Two great books I'd recommend are "The Case Against Barack Obama" by Fredosso (which I'm reading now) and "Obamanation" by Jerome Corsi. Lots of references to that stuff in both. Another great one is "A Bound Man" by Shelby Steele.

Ricky Martin said...

Wow. That last quote is all I need to know about Saul Alinsky and his book. Very interesting.

Scot Montgomery said...

Tom,
When I read your story about your old "leftie days" as a "community organizer" I was a little puzzled. Where did this come from? Then the next day on a cable news network, I heard some negative comments about "community organizing".Then it poured out at the Rep convention. Then it hit me. Yours was an advanced story for the RNC. I almost believed you. You are just towing the line. I would love to talk to some of your old "leftie buddies" about your time in the hood. Yup, I can just see it. I'm sure you were out there ripping it up. Come on Tom, stick to the issue's. We don't need make believe.
Scot Montgomery

Tom McLaughlin said...

Scott,
The "Red Diaper Babies" I worked with were Ira Rubinzahl and his wife Debbie. Alan Solomont (linked above) was a member of their cell. So was Stuart Mandel. Ira got a PhD at MIT and came under the influence of Noam Chomsky there.

I still have back issues of "The Communicator" if you'd like to see them sometime.

Last I heard, Ira was teaching physics at North Adams State College in Massachusetts and Debbie died of a brain tumor. Don't know what happened to Stu. Last I heard, he was peddling a bicycle across Canada. Solomont is in the Democrat big leagues now and served as DNC Treasurer in the '90s. If you were to contact him, I'm sure he'd remember me. It was interesting to read the Harper's piece on him (linked) because he questioned me back then about my working in John Kerry's 1972 (unsuccessful) congressional campaign in Lowell. He didn't think Kerry was leftist enough to suit him and I should re-think my involvement. He's obviously changed his mind in the ensuing decades because he raised millions for Kerry's 2004 presidential campaign. Solomont may have become somewhat less of a leftie, but I think it was more that the Democrats moved leftward enough for him to jump aboard and help it steer further to port.

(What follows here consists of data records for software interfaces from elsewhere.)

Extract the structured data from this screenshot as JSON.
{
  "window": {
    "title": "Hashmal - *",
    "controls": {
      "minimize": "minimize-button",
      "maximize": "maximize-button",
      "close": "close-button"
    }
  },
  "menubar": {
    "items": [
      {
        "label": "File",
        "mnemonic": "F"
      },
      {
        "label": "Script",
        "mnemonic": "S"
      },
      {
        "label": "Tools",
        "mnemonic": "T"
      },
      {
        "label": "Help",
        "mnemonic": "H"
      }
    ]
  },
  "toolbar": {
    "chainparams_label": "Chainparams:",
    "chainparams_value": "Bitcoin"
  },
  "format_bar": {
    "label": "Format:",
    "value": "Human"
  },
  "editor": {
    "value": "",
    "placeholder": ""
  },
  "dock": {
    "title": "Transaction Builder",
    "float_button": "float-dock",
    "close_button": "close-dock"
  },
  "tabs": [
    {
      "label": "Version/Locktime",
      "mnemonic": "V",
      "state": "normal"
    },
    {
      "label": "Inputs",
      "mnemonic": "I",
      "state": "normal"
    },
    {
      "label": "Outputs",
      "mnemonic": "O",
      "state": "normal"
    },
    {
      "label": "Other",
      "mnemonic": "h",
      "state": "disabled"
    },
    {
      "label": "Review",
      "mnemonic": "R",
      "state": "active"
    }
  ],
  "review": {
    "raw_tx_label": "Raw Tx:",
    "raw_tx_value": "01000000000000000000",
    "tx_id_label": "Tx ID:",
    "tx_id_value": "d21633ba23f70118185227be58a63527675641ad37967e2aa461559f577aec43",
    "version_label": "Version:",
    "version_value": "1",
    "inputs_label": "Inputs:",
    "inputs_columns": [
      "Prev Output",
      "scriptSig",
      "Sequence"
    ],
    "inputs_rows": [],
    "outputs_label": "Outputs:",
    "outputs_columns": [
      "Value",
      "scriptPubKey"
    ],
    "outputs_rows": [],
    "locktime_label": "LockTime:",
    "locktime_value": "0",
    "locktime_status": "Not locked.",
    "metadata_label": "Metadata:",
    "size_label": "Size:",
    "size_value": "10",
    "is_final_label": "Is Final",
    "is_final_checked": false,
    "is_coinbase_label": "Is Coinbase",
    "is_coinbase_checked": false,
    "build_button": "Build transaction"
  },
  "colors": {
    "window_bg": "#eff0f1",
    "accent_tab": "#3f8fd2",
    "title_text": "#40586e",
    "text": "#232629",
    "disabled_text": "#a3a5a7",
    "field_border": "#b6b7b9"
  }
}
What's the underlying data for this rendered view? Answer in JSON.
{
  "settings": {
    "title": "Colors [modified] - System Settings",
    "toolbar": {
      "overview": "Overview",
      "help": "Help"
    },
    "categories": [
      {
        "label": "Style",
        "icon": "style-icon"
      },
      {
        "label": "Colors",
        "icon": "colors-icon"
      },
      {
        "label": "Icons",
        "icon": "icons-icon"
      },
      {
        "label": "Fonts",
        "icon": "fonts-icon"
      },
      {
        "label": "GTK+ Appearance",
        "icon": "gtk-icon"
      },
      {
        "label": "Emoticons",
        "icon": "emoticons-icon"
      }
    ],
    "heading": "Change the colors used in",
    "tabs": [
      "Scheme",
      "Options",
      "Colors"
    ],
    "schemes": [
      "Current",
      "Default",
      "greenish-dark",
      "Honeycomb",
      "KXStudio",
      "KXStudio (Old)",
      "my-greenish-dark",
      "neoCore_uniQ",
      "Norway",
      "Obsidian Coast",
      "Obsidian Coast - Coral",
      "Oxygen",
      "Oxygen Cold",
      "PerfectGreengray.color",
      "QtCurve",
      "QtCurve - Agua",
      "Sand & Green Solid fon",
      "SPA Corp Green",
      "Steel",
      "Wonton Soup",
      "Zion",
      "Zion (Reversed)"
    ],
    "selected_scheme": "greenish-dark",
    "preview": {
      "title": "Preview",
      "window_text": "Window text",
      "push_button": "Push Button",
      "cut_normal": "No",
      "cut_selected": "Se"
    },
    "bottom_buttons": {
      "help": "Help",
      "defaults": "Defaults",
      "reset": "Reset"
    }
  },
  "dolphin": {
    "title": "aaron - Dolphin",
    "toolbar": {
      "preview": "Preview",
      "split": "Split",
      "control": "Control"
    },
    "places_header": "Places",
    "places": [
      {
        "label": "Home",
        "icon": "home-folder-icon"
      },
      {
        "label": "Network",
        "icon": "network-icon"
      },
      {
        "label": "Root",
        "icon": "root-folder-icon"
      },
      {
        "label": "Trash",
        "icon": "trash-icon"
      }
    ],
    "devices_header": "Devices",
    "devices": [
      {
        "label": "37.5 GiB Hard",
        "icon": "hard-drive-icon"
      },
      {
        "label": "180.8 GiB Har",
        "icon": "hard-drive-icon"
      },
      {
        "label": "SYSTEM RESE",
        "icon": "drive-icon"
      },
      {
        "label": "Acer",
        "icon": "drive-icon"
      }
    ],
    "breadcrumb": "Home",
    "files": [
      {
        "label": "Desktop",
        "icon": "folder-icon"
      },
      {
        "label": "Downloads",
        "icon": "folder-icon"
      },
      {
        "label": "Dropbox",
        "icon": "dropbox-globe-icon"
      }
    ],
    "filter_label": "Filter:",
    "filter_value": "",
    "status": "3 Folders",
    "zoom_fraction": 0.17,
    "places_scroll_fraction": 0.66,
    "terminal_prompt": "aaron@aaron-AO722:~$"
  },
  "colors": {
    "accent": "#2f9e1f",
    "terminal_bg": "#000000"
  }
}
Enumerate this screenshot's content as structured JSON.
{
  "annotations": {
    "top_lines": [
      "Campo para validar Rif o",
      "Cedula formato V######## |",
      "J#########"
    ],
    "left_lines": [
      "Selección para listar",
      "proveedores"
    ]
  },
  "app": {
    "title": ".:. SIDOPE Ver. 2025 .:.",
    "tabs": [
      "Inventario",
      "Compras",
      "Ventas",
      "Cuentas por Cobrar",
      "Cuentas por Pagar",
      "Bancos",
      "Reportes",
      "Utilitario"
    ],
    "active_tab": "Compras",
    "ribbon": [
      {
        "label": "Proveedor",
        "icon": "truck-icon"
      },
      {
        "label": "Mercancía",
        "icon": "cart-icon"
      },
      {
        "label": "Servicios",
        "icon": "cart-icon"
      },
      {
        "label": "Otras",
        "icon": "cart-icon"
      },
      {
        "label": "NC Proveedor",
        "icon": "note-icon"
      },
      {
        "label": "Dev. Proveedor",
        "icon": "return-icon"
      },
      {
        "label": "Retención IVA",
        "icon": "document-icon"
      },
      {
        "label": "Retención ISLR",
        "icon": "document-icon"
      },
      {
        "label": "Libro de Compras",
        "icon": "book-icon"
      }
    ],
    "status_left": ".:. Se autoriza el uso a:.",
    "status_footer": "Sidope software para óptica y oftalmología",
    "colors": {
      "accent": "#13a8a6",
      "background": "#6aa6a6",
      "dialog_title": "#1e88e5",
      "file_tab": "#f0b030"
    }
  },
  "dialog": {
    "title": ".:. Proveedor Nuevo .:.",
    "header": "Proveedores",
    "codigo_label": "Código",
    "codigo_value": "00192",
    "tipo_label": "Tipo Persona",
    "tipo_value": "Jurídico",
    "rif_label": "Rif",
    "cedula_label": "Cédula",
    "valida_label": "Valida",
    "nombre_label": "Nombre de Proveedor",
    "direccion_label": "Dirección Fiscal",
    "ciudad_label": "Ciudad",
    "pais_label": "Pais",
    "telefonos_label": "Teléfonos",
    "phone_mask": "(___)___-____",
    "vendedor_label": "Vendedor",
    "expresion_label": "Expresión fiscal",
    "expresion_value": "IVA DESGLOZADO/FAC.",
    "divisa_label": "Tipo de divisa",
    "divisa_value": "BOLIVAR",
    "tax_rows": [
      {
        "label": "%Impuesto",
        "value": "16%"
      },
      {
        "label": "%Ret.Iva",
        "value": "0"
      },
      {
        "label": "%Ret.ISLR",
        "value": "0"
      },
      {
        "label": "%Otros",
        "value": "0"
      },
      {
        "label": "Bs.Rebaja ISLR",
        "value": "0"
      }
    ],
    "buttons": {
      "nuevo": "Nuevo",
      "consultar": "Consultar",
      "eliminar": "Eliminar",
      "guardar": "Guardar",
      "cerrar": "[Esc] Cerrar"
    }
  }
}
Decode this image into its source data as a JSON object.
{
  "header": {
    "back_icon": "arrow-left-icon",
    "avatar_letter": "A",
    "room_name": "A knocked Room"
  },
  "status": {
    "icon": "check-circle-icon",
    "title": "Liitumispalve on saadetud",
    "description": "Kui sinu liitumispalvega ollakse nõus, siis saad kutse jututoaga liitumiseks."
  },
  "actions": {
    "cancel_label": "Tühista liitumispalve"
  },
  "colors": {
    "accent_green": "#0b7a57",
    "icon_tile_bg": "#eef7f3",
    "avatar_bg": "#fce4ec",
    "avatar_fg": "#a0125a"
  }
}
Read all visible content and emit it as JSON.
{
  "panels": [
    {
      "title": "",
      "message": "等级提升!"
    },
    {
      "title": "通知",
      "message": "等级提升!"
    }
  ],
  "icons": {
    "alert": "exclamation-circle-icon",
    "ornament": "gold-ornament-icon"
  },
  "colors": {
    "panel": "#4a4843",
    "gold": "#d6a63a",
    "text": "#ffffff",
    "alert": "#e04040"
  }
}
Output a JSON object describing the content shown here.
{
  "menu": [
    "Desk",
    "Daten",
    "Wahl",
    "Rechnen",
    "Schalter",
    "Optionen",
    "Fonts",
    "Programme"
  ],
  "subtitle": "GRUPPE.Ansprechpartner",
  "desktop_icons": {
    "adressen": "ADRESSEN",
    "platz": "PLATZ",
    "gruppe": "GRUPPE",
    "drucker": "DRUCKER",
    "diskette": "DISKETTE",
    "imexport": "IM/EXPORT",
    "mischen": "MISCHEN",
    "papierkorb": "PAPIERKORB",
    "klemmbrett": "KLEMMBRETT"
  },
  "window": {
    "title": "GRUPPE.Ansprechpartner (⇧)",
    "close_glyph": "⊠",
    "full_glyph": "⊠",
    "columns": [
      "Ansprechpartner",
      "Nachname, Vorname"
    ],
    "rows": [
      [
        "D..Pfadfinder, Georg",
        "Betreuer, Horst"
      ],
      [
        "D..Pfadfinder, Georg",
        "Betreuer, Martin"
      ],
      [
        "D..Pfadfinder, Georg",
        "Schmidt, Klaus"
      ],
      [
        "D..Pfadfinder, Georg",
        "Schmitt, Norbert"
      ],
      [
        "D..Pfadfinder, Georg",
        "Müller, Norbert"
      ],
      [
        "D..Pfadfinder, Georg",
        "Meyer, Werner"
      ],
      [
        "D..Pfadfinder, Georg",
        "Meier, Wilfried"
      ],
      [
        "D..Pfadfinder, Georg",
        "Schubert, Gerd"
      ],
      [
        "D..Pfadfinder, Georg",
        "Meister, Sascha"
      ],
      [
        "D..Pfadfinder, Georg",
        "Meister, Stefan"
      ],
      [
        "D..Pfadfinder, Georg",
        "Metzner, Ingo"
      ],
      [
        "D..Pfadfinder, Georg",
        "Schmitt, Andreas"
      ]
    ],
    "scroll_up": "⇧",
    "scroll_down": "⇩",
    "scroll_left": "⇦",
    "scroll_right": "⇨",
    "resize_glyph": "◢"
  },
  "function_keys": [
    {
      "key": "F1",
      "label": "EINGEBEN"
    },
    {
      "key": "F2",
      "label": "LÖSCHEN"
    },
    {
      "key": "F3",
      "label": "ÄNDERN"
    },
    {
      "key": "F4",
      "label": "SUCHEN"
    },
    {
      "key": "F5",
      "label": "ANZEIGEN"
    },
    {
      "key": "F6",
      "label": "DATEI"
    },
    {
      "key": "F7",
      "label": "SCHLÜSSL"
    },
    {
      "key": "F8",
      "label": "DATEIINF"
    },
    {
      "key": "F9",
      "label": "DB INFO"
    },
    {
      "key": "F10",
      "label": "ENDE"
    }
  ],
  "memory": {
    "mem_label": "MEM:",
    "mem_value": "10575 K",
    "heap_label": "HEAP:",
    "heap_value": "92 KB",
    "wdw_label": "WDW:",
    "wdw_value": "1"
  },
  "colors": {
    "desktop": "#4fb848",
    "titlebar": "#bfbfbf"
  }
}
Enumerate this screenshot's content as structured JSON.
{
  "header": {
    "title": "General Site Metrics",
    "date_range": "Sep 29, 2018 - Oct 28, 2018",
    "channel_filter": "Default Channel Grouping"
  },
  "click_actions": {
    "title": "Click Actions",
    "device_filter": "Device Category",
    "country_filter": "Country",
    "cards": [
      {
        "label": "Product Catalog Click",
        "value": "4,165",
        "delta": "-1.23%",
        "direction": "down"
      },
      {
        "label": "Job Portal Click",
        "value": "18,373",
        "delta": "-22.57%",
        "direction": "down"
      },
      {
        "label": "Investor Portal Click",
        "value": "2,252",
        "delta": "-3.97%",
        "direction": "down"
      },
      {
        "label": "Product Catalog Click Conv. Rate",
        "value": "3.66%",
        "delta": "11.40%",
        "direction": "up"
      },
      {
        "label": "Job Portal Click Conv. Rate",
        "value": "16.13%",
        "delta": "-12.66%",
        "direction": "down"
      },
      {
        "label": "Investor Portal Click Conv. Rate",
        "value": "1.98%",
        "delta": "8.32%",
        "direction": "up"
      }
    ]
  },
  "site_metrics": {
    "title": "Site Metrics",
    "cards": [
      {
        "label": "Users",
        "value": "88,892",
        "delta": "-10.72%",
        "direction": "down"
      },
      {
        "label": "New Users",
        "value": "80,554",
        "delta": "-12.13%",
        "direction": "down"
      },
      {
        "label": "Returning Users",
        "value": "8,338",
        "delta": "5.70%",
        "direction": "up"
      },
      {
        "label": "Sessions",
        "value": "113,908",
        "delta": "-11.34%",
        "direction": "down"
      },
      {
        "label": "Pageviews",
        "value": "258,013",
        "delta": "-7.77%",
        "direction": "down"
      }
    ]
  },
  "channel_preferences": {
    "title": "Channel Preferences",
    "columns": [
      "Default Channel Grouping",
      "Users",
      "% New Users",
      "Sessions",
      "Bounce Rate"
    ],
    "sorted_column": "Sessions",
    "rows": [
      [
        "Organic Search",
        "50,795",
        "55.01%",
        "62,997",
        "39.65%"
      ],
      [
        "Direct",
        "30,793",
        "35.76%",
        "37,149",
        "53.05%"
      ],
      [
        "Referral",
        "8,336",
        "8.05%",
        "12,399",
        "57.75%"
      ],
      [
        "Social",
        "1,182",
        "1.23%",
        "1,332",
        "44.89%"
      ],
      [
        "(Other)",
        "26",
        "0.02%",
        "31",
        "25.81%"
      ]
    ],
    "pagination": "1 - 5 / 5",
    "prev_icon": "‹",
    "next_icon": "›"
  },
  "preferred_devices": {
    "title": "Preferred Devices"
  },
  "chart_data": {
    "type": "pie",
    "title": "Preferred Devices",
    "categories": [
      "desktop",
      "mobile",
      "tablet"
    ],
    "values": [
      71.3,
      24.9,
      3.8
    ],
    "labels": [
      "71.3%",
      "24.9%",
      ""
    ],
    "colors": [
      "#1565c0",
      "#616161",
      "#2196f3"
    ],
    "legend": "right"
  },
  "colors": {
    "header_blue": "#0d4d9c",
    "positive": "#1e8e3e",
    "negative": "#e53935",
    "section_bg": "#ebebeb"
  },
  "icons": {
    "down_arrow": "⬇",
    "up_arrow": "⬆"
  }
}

I went quite a bit further to the starboard as you know.

I understand that you'd find it difficult to believe I was that far left once upon a time, but I assure you that it's all true.

And I certainly don't take direction from the RNC. I'm quite disappointed in the Republican Party actually, for many reasons too numerous to mention here. To sum up though, it's because they've abandoned conservative principles.

Tom said...

...love your labelling it as a 'cell'.

Sounds so much like a cult, which it is.